Gerald Quakenbush wrote in his advisory that a hacker with "kindergarten-level skills" could retrieve information from the site, including credit-card numbers, expiration dates, account names, and shipping addresses. Quakenbush published his advisory to the security mailing list NTBugTraq late Wednesday.
In the advisory, Quakenbush asserted that it's possible to connect to the FTD Web site without using Secure Sockets Layer encryption--and because of the way the site tracks unique visitors, it would be possible for someone to easily grab a customer's information by sending a simple request and an altered cookie "to read client data."
Quakenbush wrote that he contacted FTD regarding the alleged flaw, but because of the simplicity of the attack, he found it necessary to "alert friends, family, country, and planet to the risk." FTD confirmed that Quakenbush had contacted the company's customer-service department.
In an interview Thursday afternoon, FTD.com executive VP Dan Smith vehemently denied that any credit-card information could have been scooped from the site. "That claim is false.
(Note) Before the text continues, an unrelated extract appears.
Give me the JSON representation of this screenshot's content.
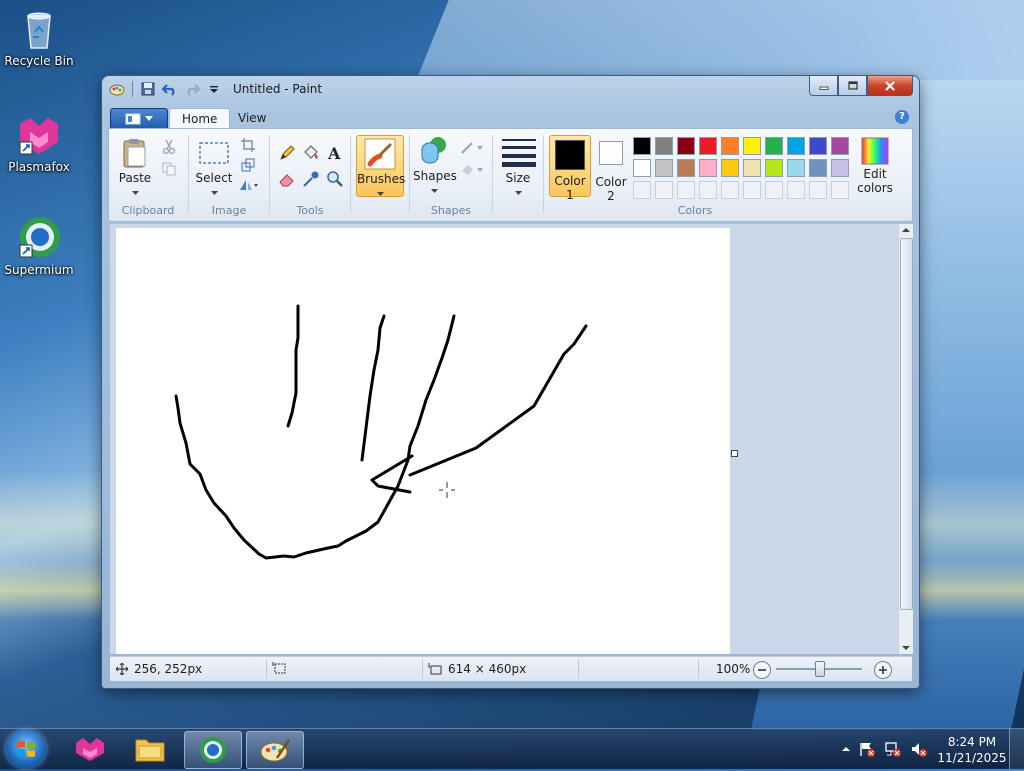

We take these matters very seriously," he said. "Our tech group is looking into the matter very carefully." But late Thursday, a company spokeswoman confirmed that personal information, not including credit-card information, could have been accessed by an attacker. However, she added, "that's all been fixed now."